(ABOUT THIS EXERCISE): Using the records below, filter for lines that contain the string "флажок" and copy them out.

(INFORMATION GIVEN):
Segment Open

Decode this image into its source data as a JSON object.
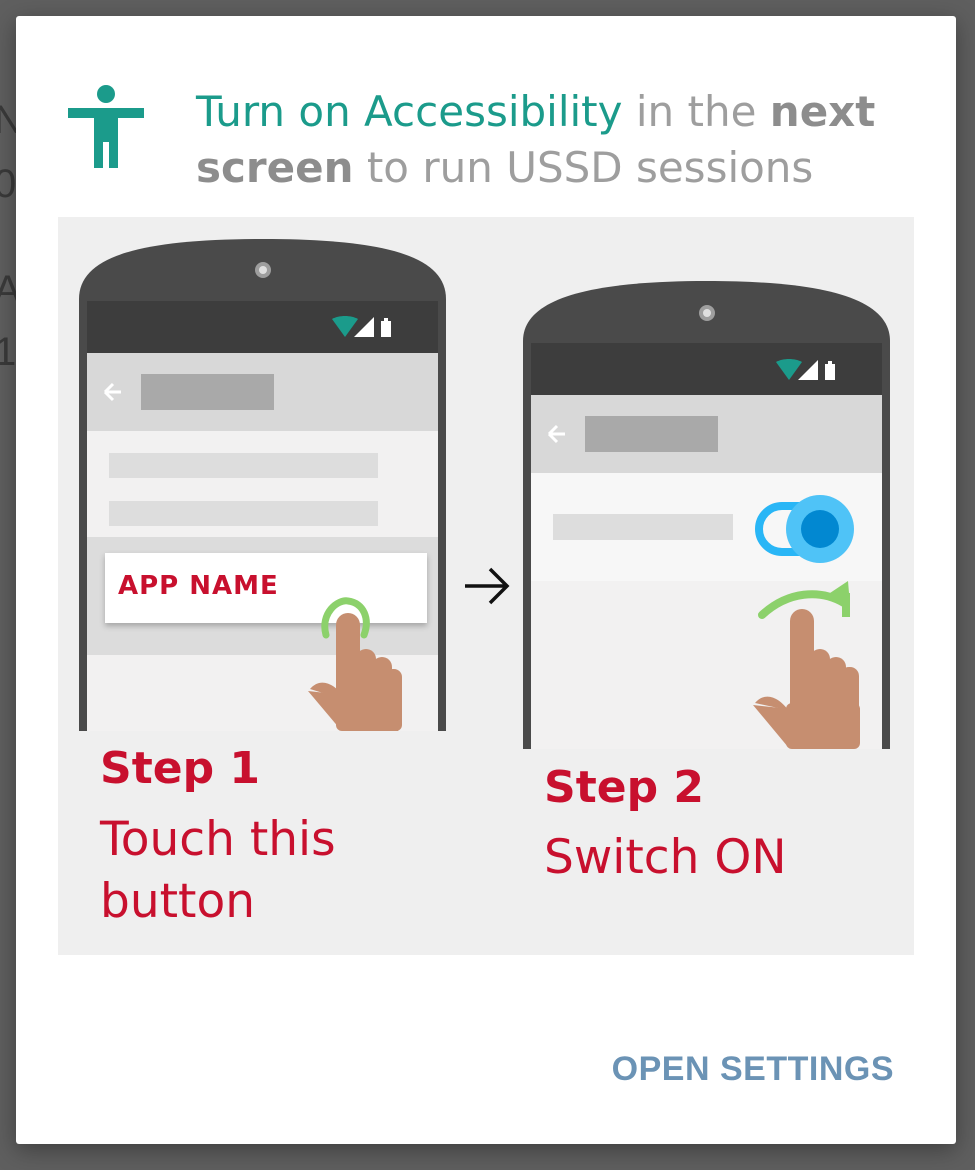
{
  "background": {
    "fragments": [
      "N",
      "0",
      "A",
      "1"
    ]
  },
  "dialog": {
    "icon": "accessibility-icon",
    "title": {
      "accent": "Turn on Accessibility",
      "part2": " in the ",
      "bold1": "next",
      "bold2": "screen",
      "part3": " to run USSD sessions"
    },
    "step1": {
      "title": "Step 1",
      "line1": "Touch this",
      "line2": "button",
      "app_label": "APP NAME"
    },
    "step2": {
      "title": "Step 2",
      "desc": "Switch ON"
    },
    "action_label": "OPEN SETTINGS"
  },
  "colors": {
    "accent": "#1b9b8b",
    "step_red": "#c8102e",
    "action_blue": "#6b93b5",
    "toggle_blue": "#29b6f6"
  }
}
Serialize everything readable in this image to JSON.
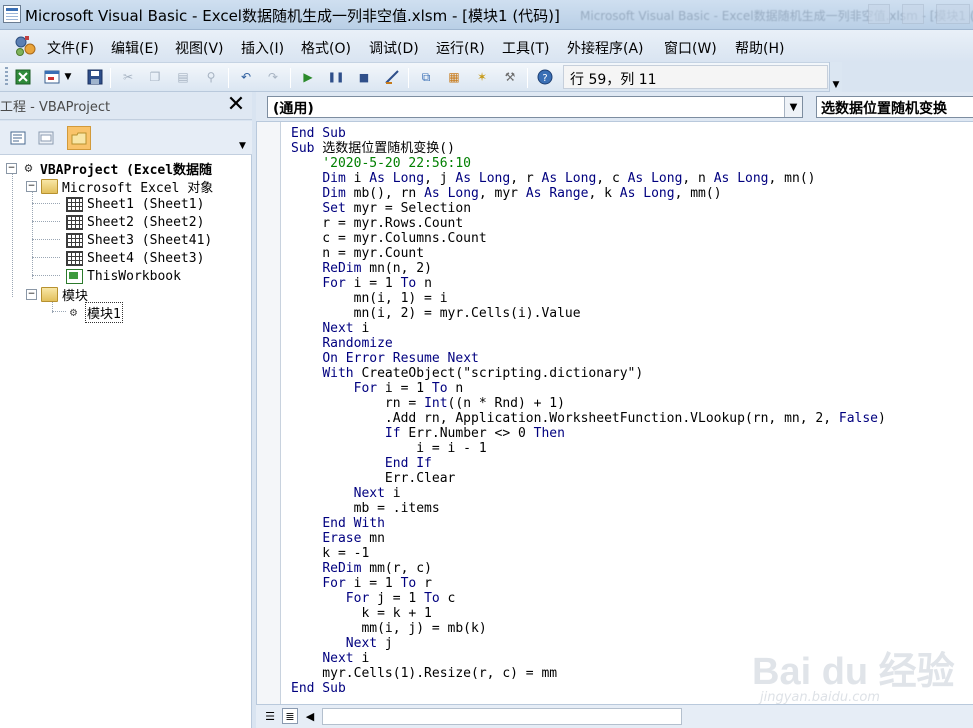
{
  "window": {
    "title": "Microsoft Visual Basic - Excel数据随机生成一列非空值.xlsm - [模块1 (代码)]"
  },
  "menu": {
    "items": [
      "文件(F)",
      "编辑(E)",
      "视图(V)",
      "插入(I)",
      "格式(O)",
      "调试(D)",
      "运行(R)",
      "工具(T)",
      "外接程序(A)",
      "窗口(W)",
      "帮助(H)"
    ]
  },
  "toolbar": {
    "position_text": "行 59，列 11"
  },
  "project": {
    "title": "工程 - VBAProject",
    "tree": {
      "root": "VBAProject (Excel数据随",
      "excel_objects": "Microsoft Excel 对象",
      "sheets": [
        "Sheet1 (Sheet1)",
        "Sheet2 (Sheet2)",
        "Sheet3 (Sheet41)",
        "Sheet4 (Sheet3)"
      ],
      "workbook": "ThisWorkbook",
      "modules_folder": "模块",
      "module": "模块1"
    }
  },
  "code": {
    "object_dropdown": "(通用)",
    "procedure_dropdown": "选数据位置随机变换",
    "lines": [
      "End Sub",
      "Sub 选数据位置随机变换()",
      "    '2020-5-20 22:56:10",
      "    Dim i As Long, j As Long, r As Long, c As Long, n As Long, mn()",
      "    Dim mb(), rn As Long, myr As Range, k As Long, mm()",
      "    Set myr = Selection",
      "    r = myr.Rows.Count",
      "    c = myr.Columns.Count",
      "    n = myr.Count",
      "    ReDim mn(n, 2)",
      "    For i = 1 To n",
      "        mn(i, 1) = i",
      "        mn(i, 2) = myr.Cells(i).Value",
      "    Next i",
      "    Randomize",
      "    On Error Resume Next",
      "    With CreateObject(\"scripting.dictionary\")",
      "        For i = 1 To n",
      "            rn = Int((n * Rnd) + 1)",
      "            .Add rn, Application.WorksheetFunction.VLookup(rn, mn, 2, False)",
      "            If Err.Number <> 0 Then",
      "                i = i - 1",
      "            End If",
      "            Err.Clear",
      "        Next i",
      "        mb = .items",
      "    End With",
      "    Erase mn",
      "    k = -1",
      "    ReDim mm(r, c)",
      "    For i = 1 To r",
      "       For j = 1 To c",
      "         k = k + 1",
      "         mm(i, j) = mb(k)",
      "       Next j",
      "    Next i",
      "    myr.Cells(1).Resize(r, c) = mm",
      "End Sub"
    ]
  },
  "watermark": {
    "brand": "Bai du 经验",
    "url": "jingyan.baidu.com"
  }
}
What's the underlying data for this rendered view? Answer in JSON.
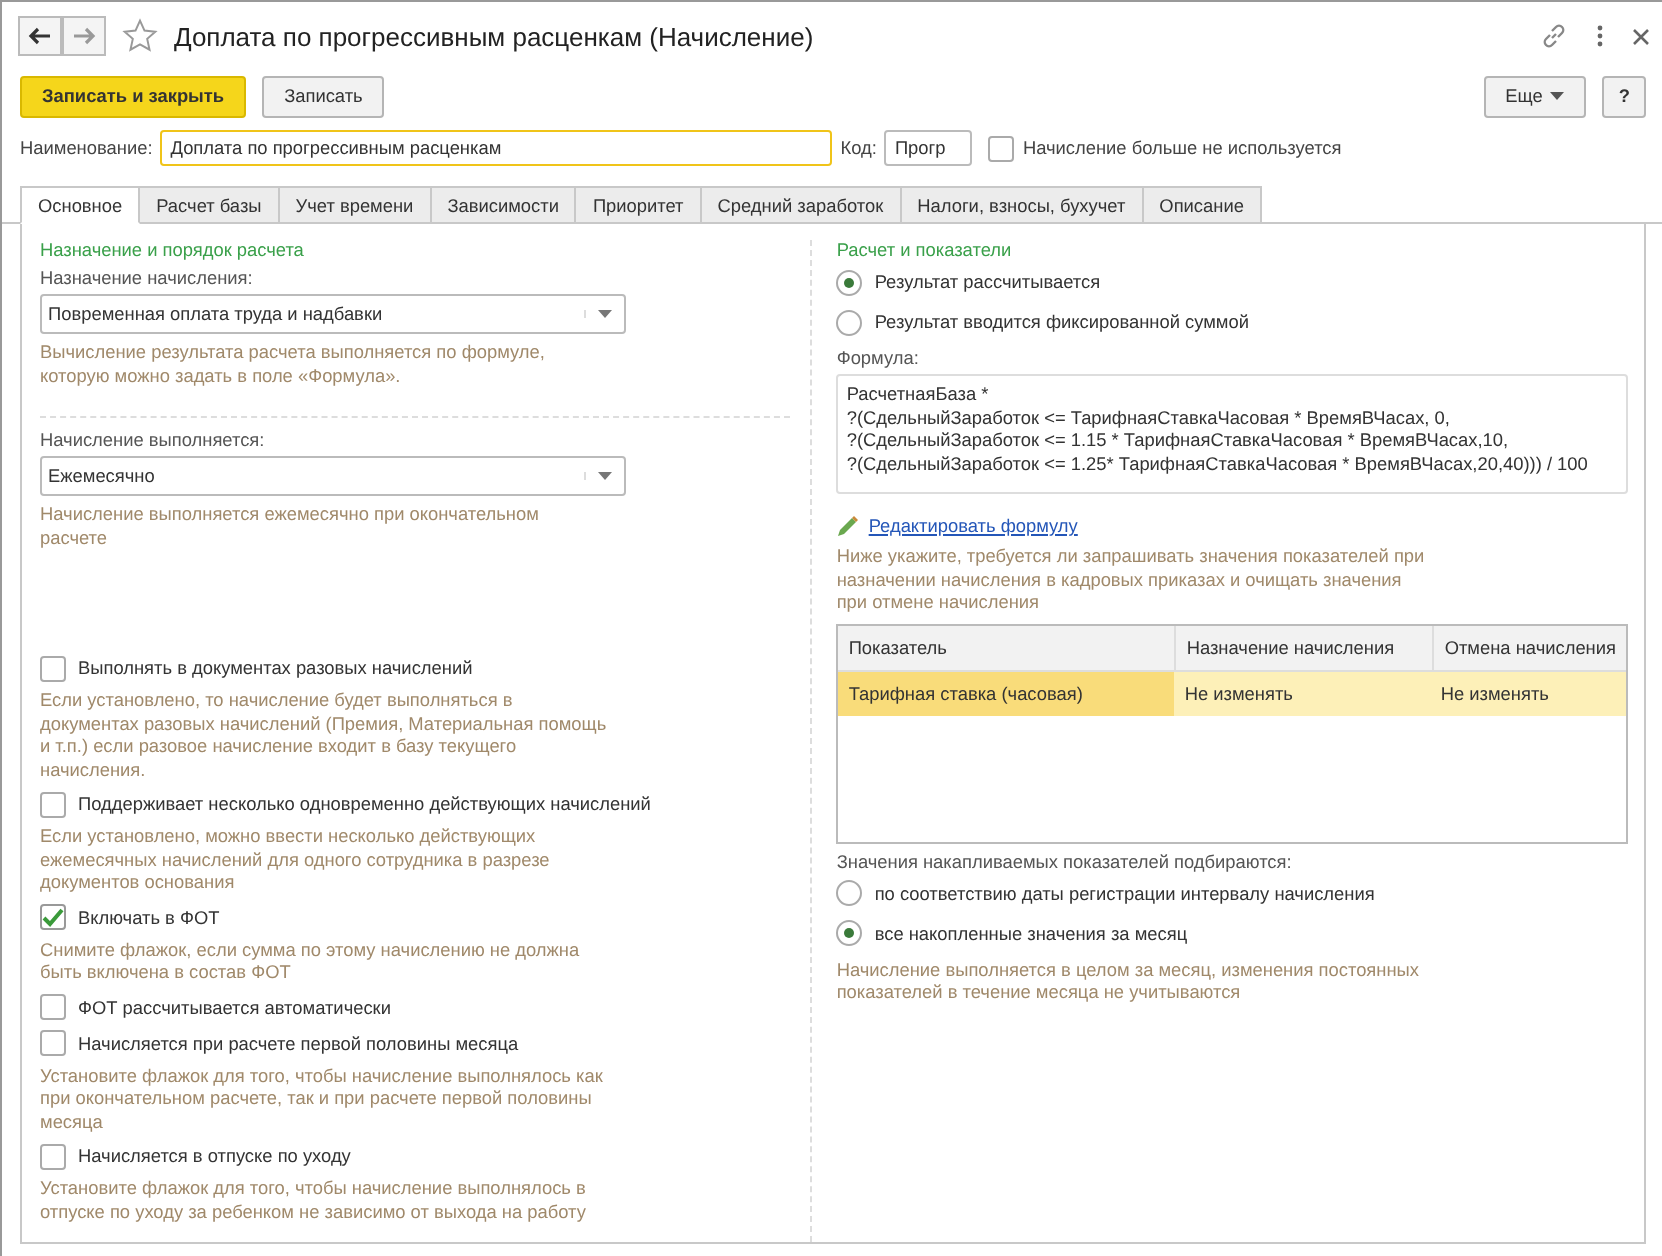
{
  "window": {
    "title": "Доплата по прогрессивным расценкам (Начисление)"
  },
  "toolbar": {
    "primary": "Записать и закрыть",
    "secondary": "Записать",
    "more": "Еще",
    "help": "?"
  },
  "name_row": {
    "name_label": "Наименование:",
    "name_value": "Доплата по прогрессивным расценкам",
    "code_label": "Код:",
    "code_value": "Прогр",
    "unused": {
      "label": "Начисление больше не используется",
      "checked": false
    }
  },
  "tabs": [
    {
      "label": "Основное",
      "selected": true
    },
    {
      "label": "Расчет базы",
      "selected": false
    },
    {
      "label": "Учет времени",
      "selected": false
    },
    {
      "label": "Зависимости",
      "selected": false
    },
    {
      "label": "Приоритет",
      "selected": false
    },
    {
      "label": "Средний заработок",
      "selected": false
    },
    {
      "label": "Налоги, взносы, бухучет",
      "selected": false
    },
    {
      "label": "Описание",
      "selected": false
    }
  ],
  "left": {
    "title": "Назначение и порядок расчета",
    "purpose_label": "Назначение начисления:",
    "purpose_value": "Повременная оплата труда и надбавки",
    "purpose_hint": "Вычисление результата расчета выполняется по формуле, которую можно задать в поле «Формула».",
    "period_label": "Начисление выполняется:",
    "period_value": "Ежемесячно",
    "period_hint": "Начисление выполняется ежемесячно при окончательном расчете",
    "options": [
      {
        "label": "Выполнять в документах разовых начислений",
        "checked": false,
        "hint": "Если установлено, то начисление будет выполняться в документах разовых начислений (Премия, Материальная помощь и т.п.) если разовое начисление входит в базу текущего начисления."
      },
      {
        "label": "Поддерживает несколько одновременно действующих начислений",
        "checked": false,
        "hint": "Если установлено, можно ввести несколько действующих ежемесячных начислений для одного сотрудника в разрезе документов основания"
      },
      {
        "label": "Включать в ФОТ",
        "checked": true,
        "hint": "Снимите флажок, если сумма по этому начислению не должна быть включена в состав ФОТ"
      },
      {
        "label": "ФОТ рассчитывается автоматически",
        "checked": false
      },
      {
        "label": "Начисляется при расчете первой половины месяца",
        "checked": false,
        "hint": "Установите флажок для того, чтобы начисление выполнялось как при окончательном расчете, так и при расчете первой половины месяца"
      },
      {
        "label": "Начисляется в отпуске по уходу",
        "checked": false,
        "hint": "Установите флажок для того, чтобы начисление выполнялось в отпуске по уходу за ребенком не зависимо от выхода на работу"
      }
    ]
  },
  "right": {
    "title": "Расчет и показатели",
    "result_modes": [
      {
        "label": "Результат рассчитывается",
        "selected": true
      },
      {
        "label": "Результат вводится фиксированной суммой",
        "selected": false
      }
    ],
    "formula_label": "Формула:",
    "formula_lines": [
      "РасчетнаяБаза *",
      "?(СдельныйЗаработок <= ТарифнаяСтавкаЧасовая * ВремяВЧасах, 0,",
      "?(СдельныйЗаработок <= 1.15 * ТарифнаяСтавкаЧасовая * ВремяВЧасах,10,",
      "?(СдельныйЗаработок <= 1.25* ТарифнаяСтавкаЧасовая * ВремяВЧасах,20,40))) / 100"
    ],
    "edit_link": "Редактировать формулу",
    "indicators_hint": "Ниже укажите, требуется ли запрашивать значения показателей при назначении начисления в кадровых приказах и очищать значения при отмене начисления",
    "table": {
      "columns": [
        "Показатель",
        "Назначение начисления",
        "Отмена начисления"
      ],
      "rows": [
        {
          "cells": [
            "Тарифная ставка (часовая)",
            "Не изменять",
            "Не изменять"
          ],
          "selected": true
        }
      ]
    },
    "accum_label": "Значения накапливаемых показателей подбираются:",
    "accum_modes": [
      {
        "label": "по соответствию даты регистрации интервалу начисления",
        "selected": false
      },
      {
        "label": "все накопленные значения за месяц",
        "selected": true
      }
    ],
    "accum_hint": "Начисление выполняется в целом за месяц, изменения постоянных показателей в течение месяца не учитываются"
  }
}
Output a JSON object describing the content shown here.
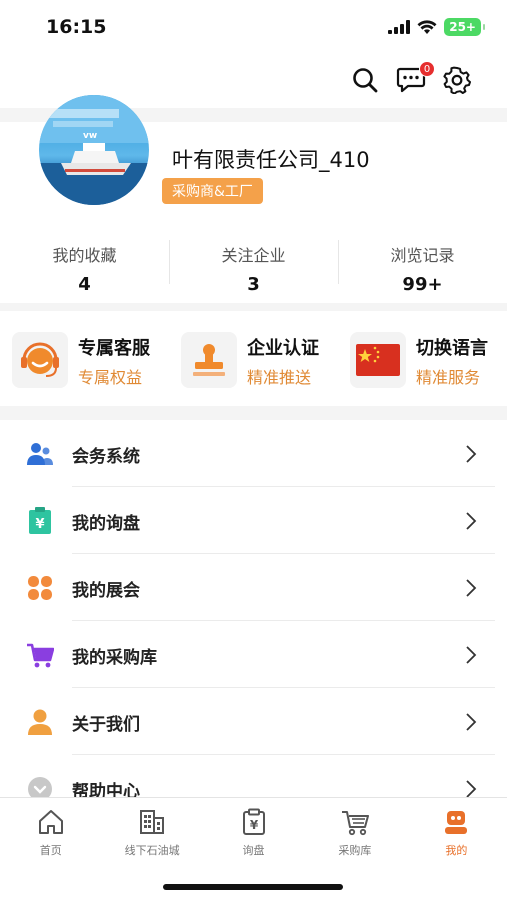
{
  "status": {
    "time": "16:15",
    "battery": "25+"
  },
  "header": {
    "message_badge": "0"
  },
  "profile": {
    "company_name": "叶有限责任公司_410",
    "role": "采购商&工厂",
    "avatar_caption": "vw"
  },
  "stats": [
    {
      "label": "我的收藏",
      "value": "4"
    },
    {
      "label": "关注企业",
      "value": "3"
    },
    {
      "label": "浏览记录",
      "value": "99+"
    }
  ],
  "services": [
    {
      "title": "专属客服",
      "subtitle": "专属权益",
      "icon": "customer-service-icon"
    },
    {
      "title": "企业认证",
      "subtitle": "精准推送",
      "icon": "certification-stamp-icon"
    },
    {
      "title": "切换语言",
      "subtitle": "精准服务",
      "icon": "china-flag-icon"
    }
  ],
  "menu": [
    {
      "label": "会务系统",
      "icon": "meeting-users-icon",
      "color": "#2f6fd6"
    },
    {
      "label": "我的询盘",
      "icon": "inquiry-clipboard-icon",
      "color": "#2ec4a0"
    },
    {
      "label": "我的展会",
      "icon": "exhibition-grid-icon",
      "color": "#f28a3c"
    },
    {
      "label": "我的采购库",
      "icon": "cart-icon",
      "color": "#8a3ee0"
    },
    {
      "label": "关于我们",
      "icon": "person-icon",
      "color": "#f0a040"
    },
    {
      "label": "帮助中心",
      "icon": "help-icon",
      "color": "#c8c8c8"
    }
  ],
  "tabs": [
    {
      "label": "首页",
      "icon": "home-icon"
    },
    {
      "label": "线下石油城",
      "icon": "building-icon"
    },
    {
      "label": "询盘",
      "icon": "inquiry-icon"
    },
    {
      "label": "采购库",
      "icon": "cart-icon"
    },
    {
      "label": "我的",
      "icon": "profile-robot-icon",
      "active": true
    }
  ],
  "colors": {
    "accent": "#e8702a",
    "badge_bg": "#f4a14a",
    "subtitle": "#e08a35"
  }
}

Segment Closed

(ANSWER AREA):
        "hint": "Снимите флажок, если сумма по этому начислению не должна быть включена в состав ФОТ"
        "hint": "Установите флажок для того, чтобы начисление выполнялось как при окончательном расчете, так и при расчете первой половины месяца"
        "hint": "Установите флажок для того, чтобы начисление выполнялось в отпуске по уходу за ребенком не зависимо от выхода на работу"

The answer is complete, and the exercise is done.